Still, she must have thought I was hinting that she was spending too much time with me, because her visits dwindled to every other day, and then to every two days. I'd come home from work exhaused, and sleep late into the morning, leaving barely enough time to keep up with my plants before it was time to work again. I knew I had to talk to Holly before I lost her completely, but I was so close to having enough saved for a real house, and I wanted to surprise her.

When I finally got it built, it wasn't much. Just a one-room shack, really. But it was shelter, and it was just the beginning. I called Holly the very day the construction was completed, and invited her over. She sounded strange on the phone, and I felt an icy pit in my stomach. What if I'd pushed her away? What if she wasn't interested in me anymore?

"I love what you've done with the place!" Holly said once she had come inside. She sounded happy for me, and her praise made me feel bold.
"Thanks, Holly. I want you to know I did it for you."

"For me? But, it's your house, Almond. I don't understand."

I looked into her eyes, and took a deep breath. It was now, or never. "I was hoping you'd move in with me."

She looked stunned. "But...you'd stopped calling me. I thought maybe you didn't like me that way. I thought you did, before, but then I barely saw you."

I stopped her rambling to tell her about my resolution to build a home before asking her to move in.

She didn't meet my eye for a moment, and I started to get nervous. "Almond," she said. "Around the time you stopped calling me, my high school sweetheart got in touch with me and...we've kind of been seing each other."
I felt like I'd been punched in the gut, and I couldn't respond. I just hung my head and tried to process what she'd told me. Of course she's seeing someone, you fool! You never even so much as told her how you felt about her. You just assumed she'd wait for you until you were ready!
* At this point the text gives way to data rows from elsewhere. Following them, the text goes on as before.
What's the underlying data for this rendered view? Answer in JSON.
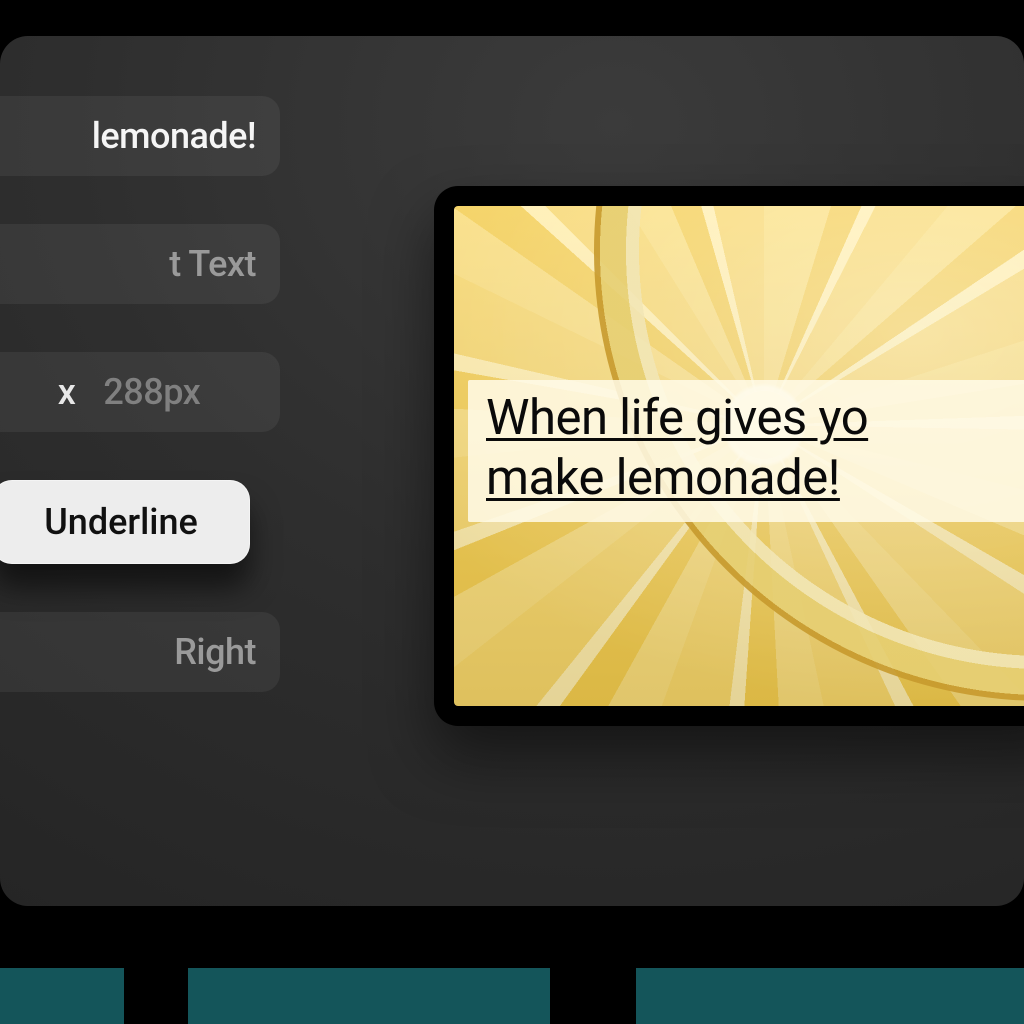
{
  "sidebar": {
    "text_value_suffix": "lemonade!",
    "placeholder_label": "t Text",
    "size_a": "x",
    "size_b": "288px",
    "underline_label": "Underline",
    "align_label": "Right"
  },
  "canvas": {
    "caption_line1": "When life gives yo",
    "caption_line2": "make lemonade!"
  },
  "colors": {
    "accent_teal": "#14555a",
    "panel_bg": "#2c2c2c",
    "button_active_bg": "#ededed"
  }
}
Idiot. Holly spoke again before I could be too hard on myself.
"But tonight, when you called me, I can't deny that my heart did a complete flip flop when I saw your number on my cell." She smiled. "I never feel that way when Davy calls." I assumed Davy must be her boyfriend. "That leads me to only one conclusion."
I looked at her, then. Was she saying--
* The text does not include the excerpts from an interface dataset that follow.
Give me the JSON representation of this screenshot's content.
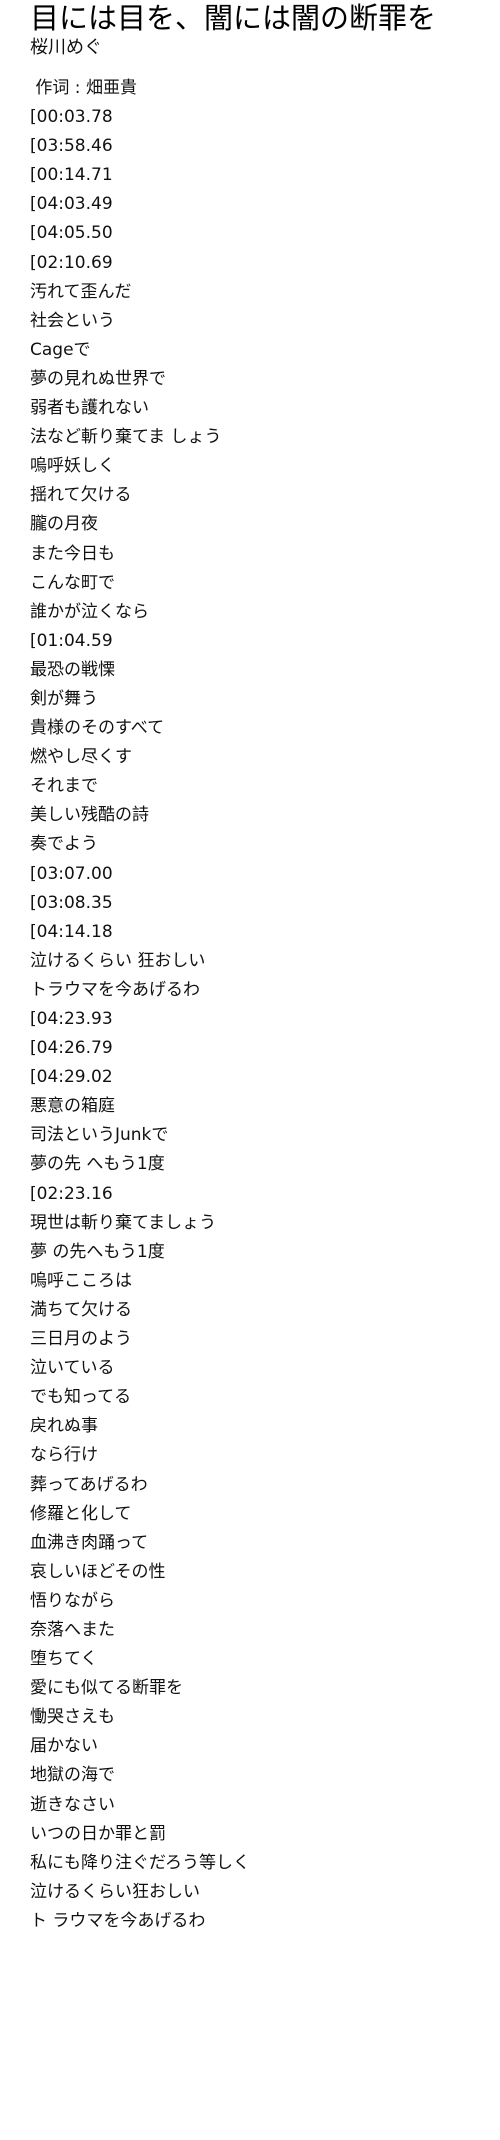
{
  "song": {
    "title": "目には目を、闇には闇の断罪を",
    "artist": "桜川めぐ"
  },
  "lyrics": [
    " 作词 : 畑亜貴",
    "[00:03.78",
    "[03:58.46",
    "[00:14.71",
    "[04:03.49",
    "[04:05.50",
    "[02:10.69",
    "汚れて歪んだ",
    "社会という",
    "Cageで",
    "夢の見れぬ世界で",
    "弱者も護れない",
    "法など斬り棄てま しょう",
    "嗚呼妖しく",
    "揺れて欠ける",
    "朧の月夜",
    "また今日も",
    "こんな町で",
    "誰かが泣くなら",
    "[01:04.59",
    "最恐の戦慄",
    "剣が舞う",
    "貴様のそのすべて",
    "燃やし尽くす",
    "それまで",
    "美しい残酷の詩",
    "奏でよう",
    "[03:07.00",
    "[03:08.35",
    "[04:14.18",
    "泣けるくらい 狂おしい",
    "トラウマを今あげるわ",
    "[04:23.93",
    "[04:26.79",
    "[04:29.02",
    "悪意の箱庭",
    "司法というJunkで",
    "夢の先 へもう1度",
    "[02:23.16",
    "現世は斬り棄てましょう",
    "夢 の先へもう1度",
    "嗚呼こころは",
    "満ちて欠ける",
    "三日月のよう",
    "泣いている",
    "でも知ってる",
    "戻れぬ事",
    "なら行け",
    "葬ってあげるわ",
    "修羅と化して",
    "血沸き肉踊って",
    "哀しいほどその性",
    "悟りながら",
    "奈落へまた",
    "堕ちてく",
    "愛にも似てる断罪を",
    "慟哭さえも",
    "届かない",
    "地獄の海で",
    "逝きなさい",
    "いつの日か罪と罰",
    "私にも降り注ぐだろう等しく",
    "泣けるくらい狂おしい",
    "ト ラウマを今あげるわ"
  ]
}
"Almond, I think I must be in love with you." I laughed out loud and even tapped my heels on the floor in a little dance. My joy was evident on my face. "I love you, too, Holly! Does this mean you'll move in with me?"
"Tell you what. I'll move in as soon as you get us a double bed." She winked at me mischievously. I had no problem agreeing to those terms. She hugged me passionately before she went home, and it felt amazing.
I purchased a double bed the next day.


We had been living together only a couple of months when Holly told me she was pregnant. Although I was a little surprised and it was a bit unexpected, I reacted like I did with most of the other unknowns I've experienced in my life: with enthusiasm.

I asked her to marry me soon after that, out in the garden. She loved to help me with the plants, and I figured that was the most romantic spot - a reminder of our early time together when the garden was all I had.

We got married on our property as well, out near the cliff overlooking the town. It was a simple ceremony; just us and the view.

Our son, Amaretto, was born not long after the wedding.

As Holly and I cheer for Rett's first birthday, I think about what a lucky man I am. I have a gorgeous wife, and my own little boy.

I've even been promoted to Sous-Chef at work, so we were able to expand our home.

Life is good, and I'm confident it will only get better from here on out.